(see Chapter IV). Nevertheless, the prospects for the rest of the current decade

still remain favourable.

To sum up, the Irish economy is operating at, or close to, full employment

and participation rates are now close to the EU average, placing the focus squarely

on underlying productivity as the key determinant of the potential growth rate.

Average productivity growth is forecast to decline slightly as high-technology

industries mature and the economy continues to become more services intensive.

In the central scenario, productivity as measured by GDP per worker is assumed

to grow by 3½ per cent per year, and the labour supply by 1½ per cent with the

natural increase and immigration contributing roughly evenly11. Hence a growth of

potential GDP of 5 per cent is assumed. Furthermore, the gap between GDP and

GNP is estimated to continue to widen albeit slightly. This is based on the

assumption that net FDI inflow will remain broadly unchanged and that the resulting fall in the growth rate of foreign-owned capital stock will be less than entirely

offset by an increase in the rate of return. The potential growth rates of GDP and

GNP will nonetheless continue to depend heavily on both the level of FDI inflow

as well as its profitability (see Annex III).



© OECD 2003



32



OECD Economic Surveys: Ireland



Policy challenges

The challenges that the prospective situation presents for economic policy are multiple. First, there is a major task for public finances to adjust to the

slower growth environment so that their soundness is assured. This means reconciling continuing large demands on public spending with smaller increases in tax

revenues, which necessitates substantial improvement in public expenditure

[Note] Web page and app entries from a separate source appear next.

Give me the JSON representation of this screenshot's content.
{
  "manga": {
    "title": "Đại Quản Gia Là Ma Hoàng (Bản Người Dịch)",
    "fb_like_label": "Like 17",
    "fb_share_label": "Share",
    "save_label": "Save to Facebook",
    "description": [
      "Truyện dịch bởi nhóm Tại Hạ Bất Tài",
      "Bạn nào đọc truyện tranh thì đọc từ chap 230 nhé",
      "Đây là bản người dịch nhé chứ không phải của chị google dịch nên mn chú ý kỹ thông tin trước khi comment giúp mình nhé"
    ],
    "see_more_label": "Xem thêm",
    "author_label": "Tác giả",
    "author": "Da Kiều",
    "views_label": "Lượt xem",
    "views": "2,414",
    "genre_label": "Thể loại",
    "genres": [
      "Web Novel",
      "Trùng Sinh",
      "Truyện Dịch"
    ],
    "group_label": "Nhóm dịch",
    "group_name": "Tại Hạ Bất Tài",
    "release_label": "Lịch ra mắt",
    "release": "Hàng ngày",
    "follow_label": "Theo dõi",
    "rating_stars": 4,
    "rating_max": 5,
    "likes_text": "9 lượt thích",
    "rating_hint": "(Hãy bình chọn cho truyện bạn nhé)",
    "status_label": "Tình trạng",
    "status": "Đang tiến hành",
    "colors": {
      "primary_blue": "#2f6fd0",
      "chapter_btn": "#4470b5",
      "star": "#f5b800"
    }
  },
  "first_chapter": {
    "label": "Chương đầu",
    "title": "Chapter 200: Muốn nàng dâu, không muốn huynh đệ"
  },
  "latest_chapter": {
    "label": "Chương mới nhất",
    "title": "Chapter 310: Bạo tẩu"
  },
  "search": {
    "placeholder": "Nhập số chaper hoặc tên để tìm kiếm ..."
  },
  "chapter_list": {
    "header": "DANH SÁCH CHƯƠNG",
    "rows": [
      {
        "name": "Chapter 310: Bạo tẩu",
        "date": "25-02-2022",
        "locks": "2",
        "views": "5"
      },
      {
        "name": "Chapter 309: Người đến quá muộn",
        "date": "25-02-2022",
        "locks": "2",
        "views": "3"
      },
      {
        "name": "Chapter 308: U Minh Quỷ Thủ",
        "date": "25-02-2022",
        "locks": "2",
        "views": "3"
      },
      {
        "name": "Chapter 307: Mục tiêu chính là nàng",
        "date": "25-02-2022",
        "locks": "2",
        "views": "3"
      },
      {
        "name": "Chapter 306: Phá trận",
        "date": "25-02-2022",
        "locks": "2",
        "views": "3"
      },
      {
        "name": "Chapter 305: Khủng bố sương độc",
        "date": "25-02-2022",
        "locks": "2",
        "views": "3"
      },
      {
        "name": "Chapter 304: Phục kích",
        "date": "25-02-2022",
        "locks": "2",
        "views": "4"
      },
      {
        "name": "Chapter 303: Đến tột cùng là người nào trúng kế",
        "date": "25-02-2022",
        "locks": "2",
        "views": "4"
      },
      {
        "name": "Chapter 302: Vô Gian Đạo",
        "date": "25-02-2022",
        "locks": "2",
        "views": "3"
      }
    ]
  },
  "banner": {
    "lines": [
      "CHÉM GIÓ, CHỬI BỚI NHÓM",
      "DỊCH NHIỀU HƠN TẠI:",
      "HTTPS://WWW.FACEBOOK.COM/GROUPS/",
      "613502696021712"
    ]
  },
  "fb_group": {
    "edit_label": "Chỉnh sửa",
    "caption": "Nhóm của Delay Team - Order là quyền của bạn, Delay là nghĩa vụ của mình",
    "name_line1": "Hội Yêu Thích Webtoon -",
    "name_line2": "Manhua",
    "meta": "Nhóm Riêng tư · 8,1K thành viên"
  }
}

management system (Callan et al. 2002). The second challenge is to minimise the

risks of a further weakening in the growth performance. This requires safeguarding

the international competitiveness and keeping the attractiveness of Ireland as a

destination for FDI that will continue to play a key role in the growth process.

Finally, there is a compelling need for regulatory and environmental policies to

focus more clearly than hitherto on consumer interests.

These challenges are inter-related and mostly mutually reinforcing.

Reform of the public expenditure management system should entail improved

quality of public services and should also help to preserve the low tax environment. These should then contribute to safeguarding competitiveness as well as

enhanced welfare. Regulatory reform in non-traded sectors should result in

improved quality of services as well as lower prices. This should contribute not

only to better welfare but also to improved growth prospects by limiting deterioration in cost competitiveness and supporting labour force growth. In what follows,

Chapters II and III address the public finance challenge, whereas the competitiveness

and welfare challenges are mainly dealt with in Chapter IV.

The challenge for public finances

During the period of extraordinary economic expansion tax revenues

consistently overshot budget estimates by large margins. This more than covered

spending overruns that averaged about ½ per cent of GNP and facilitated the

reform of taxation and benefit systems that improved incentives to work. But in

the last two years, with growth slowing, revenue shortfalls emerged, while expenditures gradually adjusted. The 2003 budget appears to be better adapted to the

slower growth environment, once offsetting revenue and spending measures are

taken into account. That budget, while allowing for only a small rise in the overall

envelope, increased spending in key priority areas of infrastructure, health, education and social welfare.

Difficulty in reconciling revenue and expenditure growth will be compounded in the coming years by significant spending pressures. These include

the National Development Plan, Public Sector Benchmarking, the Health strategy

and a range of social provision actions underway as part of the partnership agreements. The budget projections to 2005 contained in the latest Stability Programme Update nonetheless indicate that public finance positions are likely to

remain broadly healthy with the gross debt to GDP ratio remaining below 35 per



© OECD 2003



Tài liệu bạn tìm kiếm đã sẵn sàng tải về

Figure 5. Exchange rate and unit labour costs

Tải bản đầy đủ ngay(0 tr)

×